When salary is listed as a contributing factor, 93.35% of Midwestern teachers claim that their resignation is due to student behavior and progressive political activity required in their classrooms.

Tony Kinnett:

Personally, I had assumed that teacher licensure and professional developments would be a greater share of the responses.

One of the teachers who responded they were resigning due to fear of school shootings submitted their response May 25—the day after the Uvalde, Texas shooting. 

One self-criticism of note is that I didn’t separate “Conservative/Republican education legislation” from “parental concerns.” Though the GOP legislative action was a direct derivative of parental distress beginning during the COVID-19 lockdowns, I should have split those. Also, I should have provided a text submission option for “If you selected ‘other’, why?” I’m rather curious as to what those responses represented. 

I also should have added resignation options like, “I’ve reached retirement-age” and “inter-personal staff disagreements.” There are several others which come to mind; the options listed were found in a major publication (NPR, NEA, AFT, ChalkbeatEdWeek, etc.) as a primary reason over the last 12 months.

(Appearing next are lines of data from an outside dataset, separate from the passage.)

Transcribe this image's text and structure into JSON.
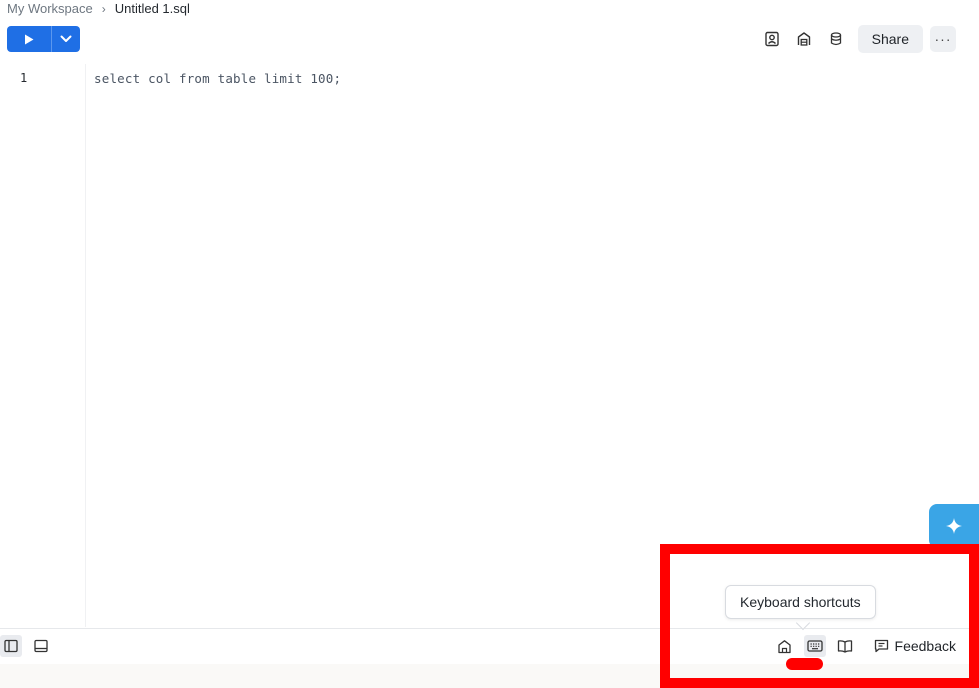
{
  "breadcrumb": {
    "root": "My Workspace",
    "separator": "›",
    "current": "Untitled 1.sql"
  },
  "toolbar": {
    "run_icon": "play-icon",
    "run_options_icon": "chevron-down-icon",
    "right_icons": [
      "contact-card-icon",
      "warehouse-icon",
      "database-icon"
    ],
    "share_label": "Share",
    "more_label": "···"
  },
  "editor": {
    "lines": [
      {
        "number": "1",
        "code": "select col from table limit 100;"
      }
    ]
  },
  "ai_button": {
    "icon": "sparkle-icon"
  },
  "bottom_bar": {
    "left_icons": [
      "sidebar-panel-icon",
      "bottom-panel-icon"
    ],
    "right_icons": [
      "home-icon",
      "keyboard-icon",
      "book-icon"
    ],
    "feedback_label": "Feedback",
    "tooltip": "Keyboard shortcuts"
  },
  "annotation": {
    "color": "#ff0000"
  },
  "colors": {
    "accent": "#1f6fe5",
    "ai_button": "#3aa5e6"
  }
}
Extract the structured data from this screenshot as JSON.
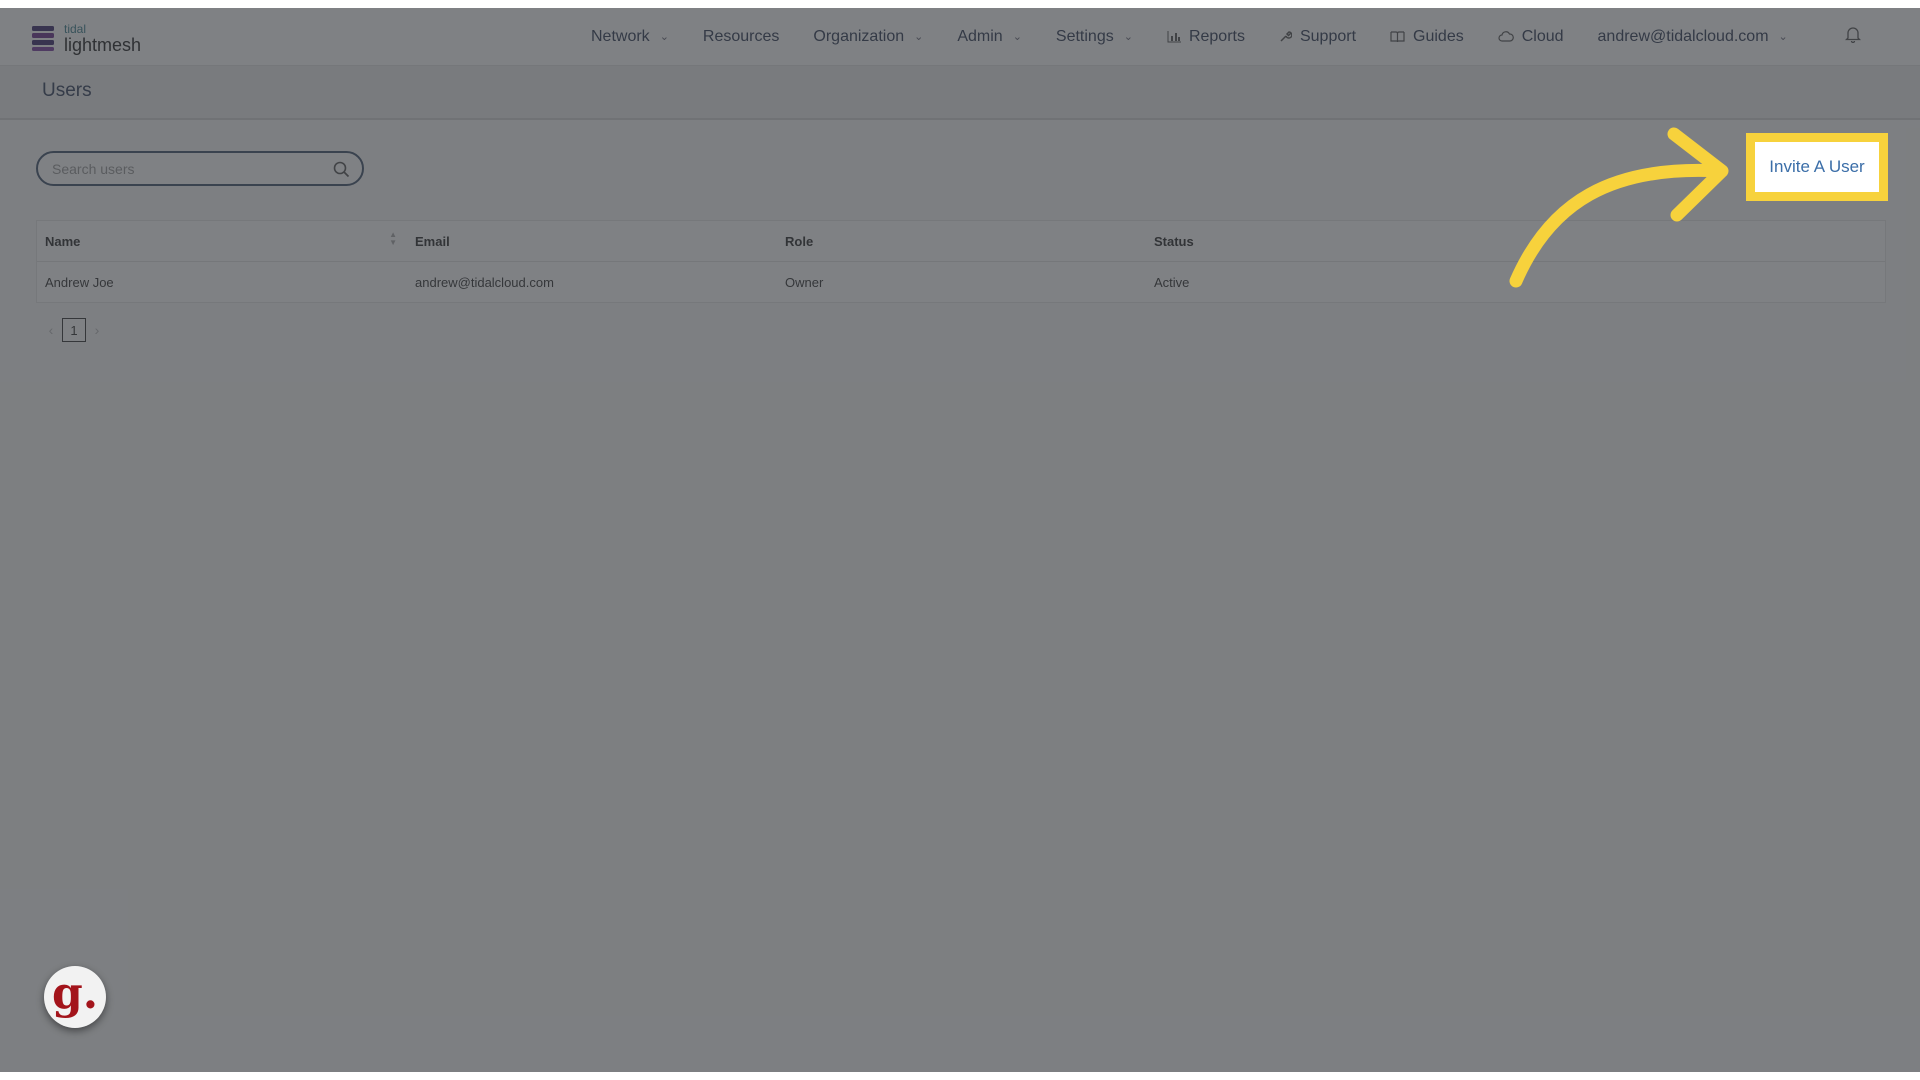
{
  "brand": {
    "small": "tidal",
    "name": "lightmesh",
    "logo_icon": "stacked-layers-icon"
  },
  "nav": {
    "items": [
      {
        "label": "Network",
        "dropdown": true
      },
      {
        "label": "Resources",
        "dropdown": false
      },
      {
        "label": "Organization",
        "dropdown": true
      },
      {
        "label": "Admin",
        "dropdown": true
      },
      {
        "label": "Settings",
        "dropdown": true
      },
      {
        "label": "Reports",
        "icon": "bar-chart-icon"
      },
      {
        "label": "Support",
        "icon": "wrench-icon"
      },
      {
        "label": "Guides",
        "icon": "book-icon"
      },
      {
        "label": "Cloud",
        "icon": "cloud-icon"
      }
    ],
    "user_email": "andrew@tidalcloud.com",
    "notifications_icon": "bell-icon"
  },
  "page": {
    "title": "Users"
  },
  "search": {
    "placeholder": "Search users",
    "value": "",
    "icon": "search-icon"
  },
  "invite_button": {
    "label": "Invite A User"
  },
  "table": {
    "columns": [
      "Name",
      "Email",
      "Role",
      "Status"
    ],
    "rows": [
      {
        "name": "Andrew Joe",
        "email": "andrew@tidalcloud.com",
        "role": "Owner",
        "status": "Active"
      }
    ]
  },
  "pagination": {
    "current_page": "1"
  },
  "widget": {
    "letter": "g."
  },
  "colors": {
    "highlight": "#f7d23c",
    "overlay": "#373a3e",
    "link": "#3b6ea8",
    "widget_text": "#a3141b"
  }
}
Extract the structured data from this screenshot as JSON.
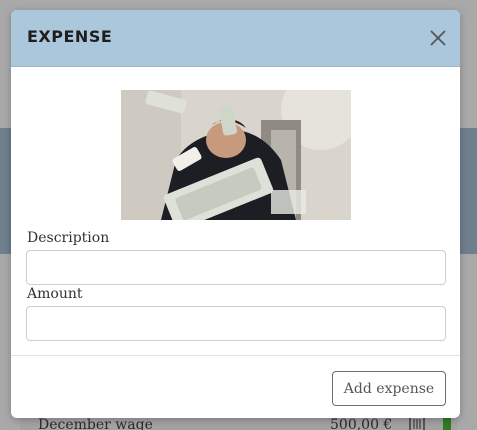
{
  "background": {
    "row": {
      "description": "December wage",
      "amount": "500,00 €",
      "delete_icon": "trash-icon"
    }
  },
  "modal": {
    "title": "EXPENSE",
    "close_icon": "close-icon",
    "gif_alt": "money-throwing-gif",
    "description_label": "Description",
    "description_value": "",
    "amount_label": "Amount",
    "amount_value": "",
    "submit_label": "Add expense"
  },
  "colors": {
    "header": "#abc7dc",
    "overlay": "#a9a9a9",
    "income_bar": "#2f7d1f"
  }
}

I plan to coordinate with larger education groups in order to provide a larger, nationwide survey to assess teacher shortages in the fall. As always, all data and numerical information is checked and rechecked by our Data Analyst at Chalkboard Review, Daniel Elmore.